She has spoke what she should not, I am sure of that.
What's done cannot be undone,—to bed,to bed, to bed!
In this scene, Lady Macbeth reveals the murder of King Duncan and her inner guilt as she is sleep walking. This is an important moment in the play because it shows that Lady Macbeth's level of evil has lessened compared to her evil in Act 1. In the beginning, Lady Macbeth is portrayed as masculine and confident when she is preparing the murder of King Duncan. However, Lady Macbeth's change shows that she is not as masculine as first portrayed, she is more feminine-like now due to the immense guilt she bears from her actions.
As Malcolm and Macduff plan to invade Macbeth's kingdom, they cut off branches from the Birnam Woods in order to conceal their army's numbers. This is a moment of agnorsis because when Macbeth hears the prophecy about Birnam woods marching to his Kingdom, he is overconfident that such a thing cannot occur. But now Birnam woods is indeed marching Macbeth's kingdom and his fears have increased.

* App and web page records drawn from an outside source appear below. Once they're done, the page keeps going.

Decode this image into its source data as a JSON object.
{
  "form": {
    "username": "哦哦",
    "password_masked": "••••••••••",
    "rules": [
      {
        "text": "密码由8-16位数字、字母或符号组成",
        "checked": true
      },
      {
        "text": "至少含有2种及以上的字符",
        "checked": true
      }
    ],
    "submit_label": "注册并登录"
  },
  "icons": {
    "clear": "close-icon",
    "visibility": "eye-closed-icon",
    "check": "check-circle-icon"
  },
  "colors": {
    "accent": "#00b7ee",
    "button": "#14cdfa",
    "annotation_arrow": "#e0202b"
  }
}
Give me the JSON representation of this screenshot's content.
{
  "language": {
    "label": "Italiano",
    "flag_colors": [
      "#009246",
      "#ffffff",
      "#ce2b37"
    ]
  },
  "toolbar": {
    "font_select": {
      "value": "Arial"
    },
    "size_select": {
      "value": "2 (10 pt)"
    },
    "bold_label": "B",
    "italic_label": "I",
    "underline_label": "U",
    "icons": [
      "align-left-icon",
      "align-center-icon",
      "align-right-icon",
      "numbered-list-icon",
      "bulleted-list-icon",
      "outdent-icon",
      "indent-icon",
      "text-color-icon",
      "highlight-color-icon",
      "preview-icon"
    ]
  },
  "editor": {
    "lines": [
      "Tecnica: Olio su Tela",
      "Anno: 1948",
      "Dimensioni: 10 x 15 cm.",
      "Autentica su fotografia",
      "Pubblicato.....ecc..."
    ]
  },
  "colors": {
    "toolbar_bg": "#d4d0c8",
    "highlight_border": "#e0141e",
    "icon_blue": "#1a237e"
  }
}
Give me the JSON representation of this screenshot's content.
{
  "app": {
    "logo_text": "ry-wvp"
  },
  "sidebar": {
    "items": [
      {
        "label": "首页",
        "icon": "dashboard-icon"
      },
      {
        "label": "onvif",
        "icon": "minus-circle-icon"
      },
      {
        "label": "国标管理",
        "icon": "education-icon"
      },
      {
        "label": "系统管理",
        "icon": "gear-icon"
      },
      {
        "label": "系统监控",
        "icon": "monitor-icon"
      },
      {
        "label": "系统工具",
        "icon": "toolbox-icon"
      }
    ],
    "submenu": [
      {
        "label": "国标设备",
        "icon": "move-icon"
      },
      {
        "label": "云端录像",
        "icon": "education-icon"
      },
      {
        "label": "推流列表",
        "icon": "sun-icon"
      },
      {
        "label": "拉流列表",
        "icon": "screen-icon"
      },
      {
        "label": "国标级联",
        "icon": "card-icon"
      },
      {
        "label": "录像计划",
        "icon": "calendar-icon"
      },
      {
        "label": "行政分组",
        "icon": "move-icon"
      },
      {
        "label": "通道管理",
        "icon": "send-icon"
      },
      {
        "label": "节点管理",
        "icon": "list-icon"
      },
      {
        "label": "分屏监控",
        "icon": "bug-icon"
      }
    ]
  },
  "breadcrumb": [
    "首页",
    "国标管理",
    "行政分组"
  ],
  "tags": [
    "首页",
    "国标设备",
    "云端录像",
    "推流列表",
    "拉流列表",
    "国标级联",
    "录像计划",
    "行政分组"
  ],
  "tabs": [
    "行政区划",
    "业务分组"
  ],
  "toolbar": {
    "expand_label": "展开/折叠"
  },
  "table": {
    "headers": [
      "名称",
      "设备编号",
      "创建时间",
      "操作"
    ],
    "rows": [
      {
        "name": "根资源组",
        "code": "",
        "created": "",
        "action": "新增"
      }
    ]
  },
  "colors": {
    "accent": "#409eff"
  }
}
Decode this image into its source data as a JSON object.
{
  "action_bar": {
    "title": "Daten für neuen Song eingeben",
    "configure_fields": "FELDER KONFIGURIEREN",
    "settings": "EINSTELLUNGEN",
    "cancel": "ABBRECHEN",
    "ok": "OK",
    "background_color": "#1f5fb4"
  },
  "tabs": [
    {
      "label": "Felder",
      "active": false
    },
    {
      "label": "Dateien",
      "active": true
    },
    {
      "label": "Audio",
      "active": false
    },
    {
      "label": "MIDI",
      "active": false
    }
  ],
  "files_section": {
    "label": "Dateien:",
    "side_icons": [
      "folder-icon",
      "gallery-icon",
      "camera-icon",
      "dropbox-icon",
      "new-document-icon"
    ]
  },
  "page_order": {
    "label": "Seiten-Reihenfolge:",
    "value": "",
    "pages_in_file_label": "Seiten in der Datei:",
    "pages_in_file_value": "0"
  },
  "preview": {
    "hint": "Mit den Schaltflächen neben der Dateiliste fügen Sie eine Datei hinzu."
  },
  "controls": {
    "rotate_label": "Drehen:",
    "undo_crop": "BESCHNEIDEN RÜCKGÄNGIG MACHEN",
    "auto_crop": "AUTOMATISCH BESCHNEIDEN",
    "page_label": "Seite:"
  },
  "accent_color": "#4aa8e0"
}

In the final scene of play, Maduff and Macbeth duel to the death. This is another moment of agnorsis because Macbeth learns that Macduff was born from a C-section, hence, not born from a woman. Macbeth's fear increases once again, he was overlyconfident that all people are born of a woman, but he did not take a C-section into account because he is blinded by his ambition and hubris. The play then ends with Macduff beheading Macbeth and Malcolm being crowned King of Scotland.